[Excerpted data Boundary: Start]

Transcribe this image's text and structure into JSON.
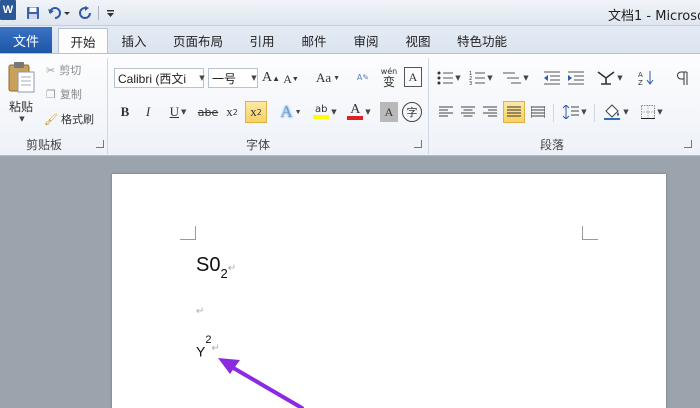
{
  "window": {
    "title": "文档1 - Microso"
  },
  "qat": {
    "app_logo": "W",
    "save_icon": "save-icon",
    "undo_icon": "undo-icon",
    "redo_icon": "redo-icon"
  },
  "tabs": [
    {
      "label": "文件"
    },
    {
      "label": "开始"
    },
    {
      "label": "插入"
    },
    {
      "label": "页面布局"
    },
    {
      "label": "引用"
    },
    {
      "label": "邮件"
    },
    {
      "label": "审阅"
    },
    {
      "label": "视图"
    },
    {
      "label": "特色功能"
    }
  ],
  "clipboard": {
    "group_label": "剪贴板",
    "paste_label": "粘贴",
    "cut_label": "剪切",
    "copy_label": "复制",
    "format_painter_label": "格式刷"
  },
  "font": {
    "group_label": "字体",
    "font_name": "Calibri (西文i",
    "font_size": "一号",
    "grow_label": "A",
    "shrink_label": "A",
    "case_label": "Aa",
    "wen_label": "wén",
    "wen_char": "变",
    "border_char_label": "A",
    "bold": "B",
    "italic": "I",
    "underline": "U",
    "strike": "abe",
    "subscript": "x",
    "subscript_mark": "2",
    "superscript": "x",
    "superscript_mark": "2",
    "effects_label": "A",
    "highlight_label": "ab",
    "color_label": "A",
    "shade_label": "A",
    "circle_char": "字"
  },
  "paragraph": {
    "group_label": "段落"
  },
  "colors": {
    "file_tab": "#2b63b6",
    "highlight": "#f9d163",
    "font_color_bar": "#e02020",
    "highlight_bar": "#ffff00",
    "arrow": "#8a2be2"
  },
  "document": {
    "line1_text": "S0",
    "line1_sub": "2",
    "line1_mark": "↵",
    "line2_mark": "↵",
    "line3_text": "Y",
    "line3_sup": "2",
    "line3_mark": "↵"
  }
}
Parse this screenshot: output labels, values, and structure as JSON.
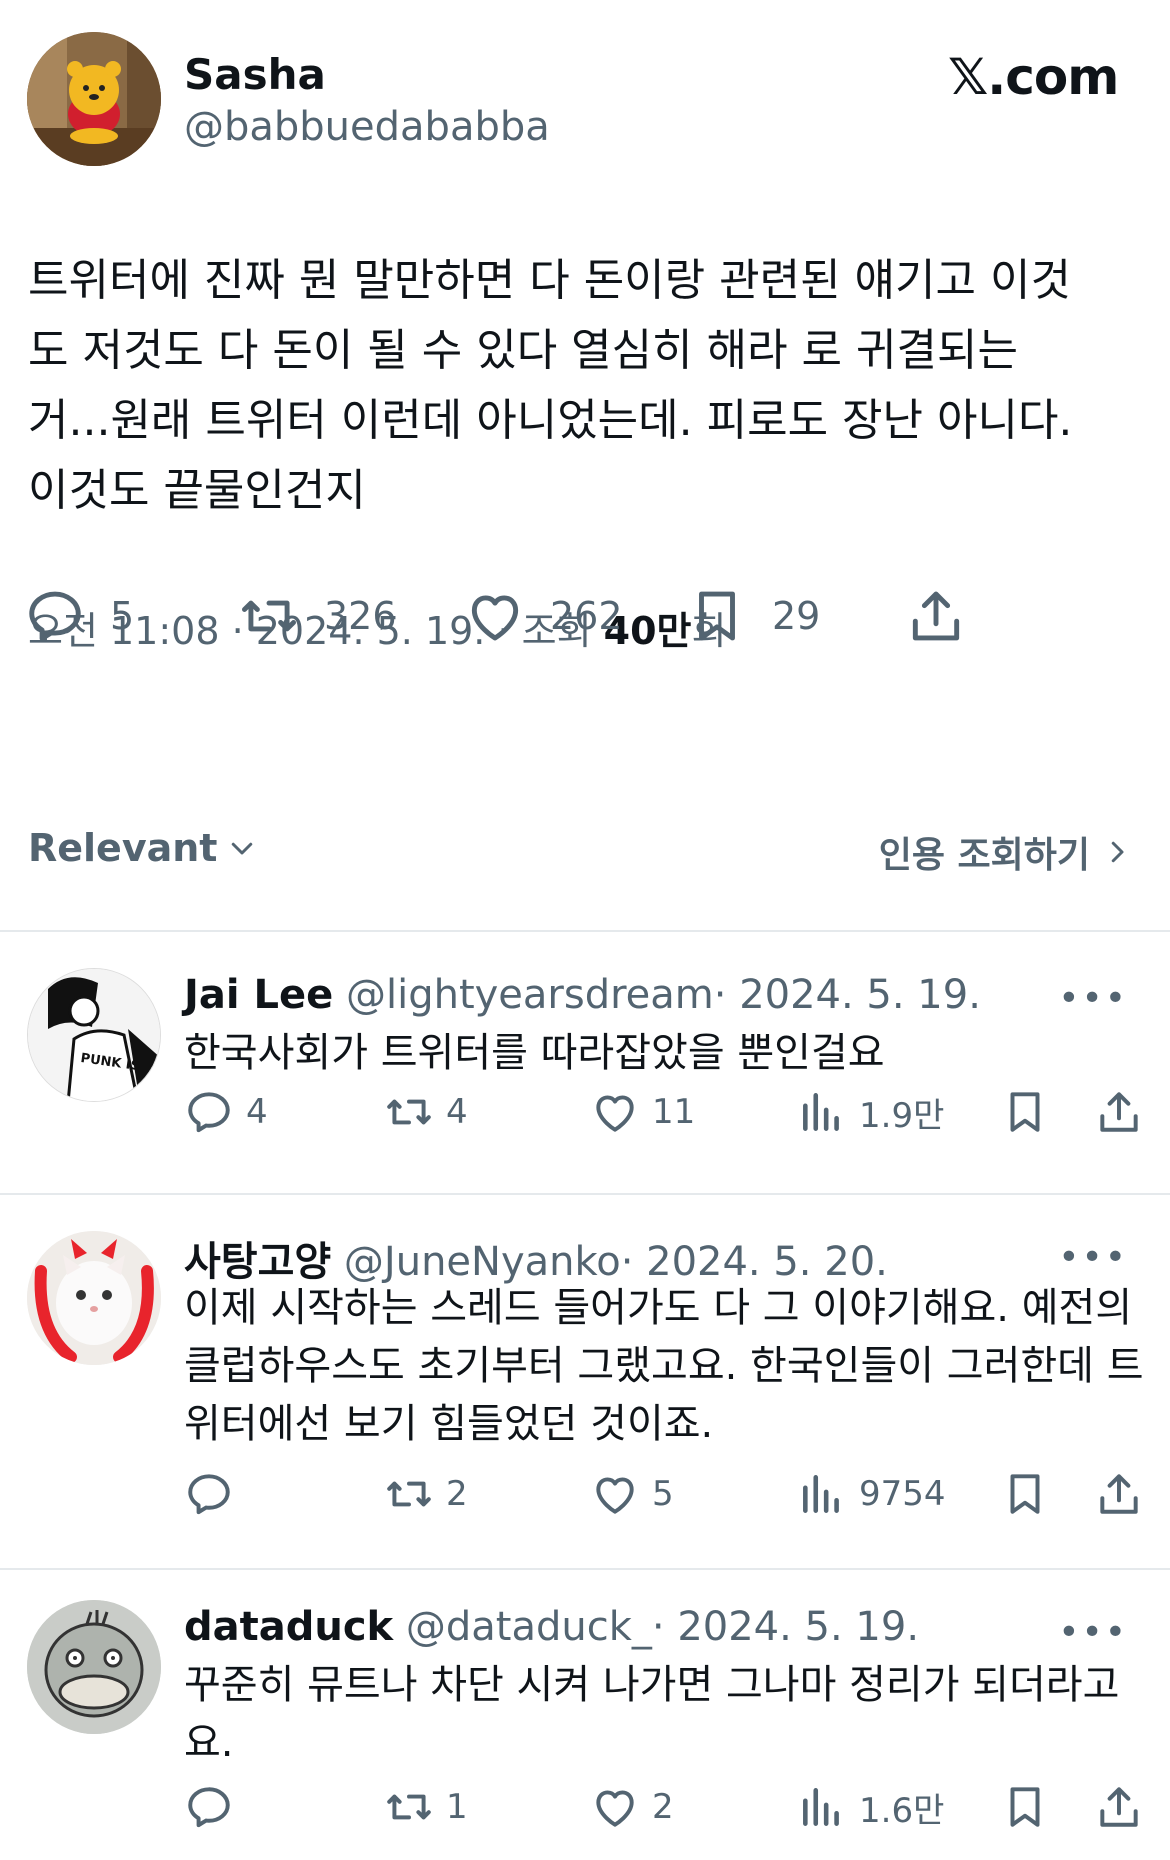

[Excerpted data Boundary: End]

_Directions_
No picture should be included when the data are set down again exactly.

_Response to the exercise_
Transcribe this image's text and structure into JSON.
{
  "window": {
    "title": "文档1 - Microso"
  },
  "qat": {
    "app_logo": "W",
    "save_icon": "save-icon",
    "undo_icon": "undo-icon",
    "redo_icon": "redo-icon"
  },
  "tabs": [
    {
      "label": "文件"
    },
    {
      "label": "开始"
    },
    {
      "label": "插入"
    },
    {
      "label": "页面布局"
    },
    {
      "label": "引用"
    },
    {
      "label": "邮件"
    },
    {
      "label": "审阅"
    },
    {
      "label": "视图"
    },
    {
      "label": "特色功能"
    }
  ],
  "clipboard": {
    "group_label": "剪贴板",
    "paste_label": "粘贴",
    "cut_label": "剪切",
    "copy_label": "复制",
    "format_painter_label": "格式刷"
  },
  "font": {
    "group_label": "字体",
    "font_name": "Calibri (西文i",
    "font_size": "一号",
    "grow_label": "A",
    "shrink_label": "A",
    "case_label": "Aa",
    "wen_label": "wén",
    "wen_char": "变",
    "border_char_label": "A",
    "bold": "B",
    "italic": "I",
    "underline": "U",
    "strike": "abe",
    "subscript": "x",
    "subscript_mark": "2",
    "superscript": "x",
    "superscript_mark": "2",
    "effects_label": "A",
    "highlight_label": "ab",
    "color_label": "A",
    "shade_label": "A",
    "circle_char": "字"
  },
  "paragraph": {
    "group_label": "段落"
  },
  "colors": {
    "file_tab": "#2b63b6",
    "highlight": "#f9d163",
    "font_color_bar": "#e02020",
    "highlight_bar": "#ffff00",
    "arrow": "#8a2be2"
  },
  "document": {
    "line1_text": "S0",
    "line1_sub": "2",
    "line1_mark": "↵",
    "line2_mark": "↵",
    "line3_text": "Y",
    "line3_sup": "2",
    "line3_mark": "↵"
  }
}
Parse this screenshot: output labels, values, and structure as JSON.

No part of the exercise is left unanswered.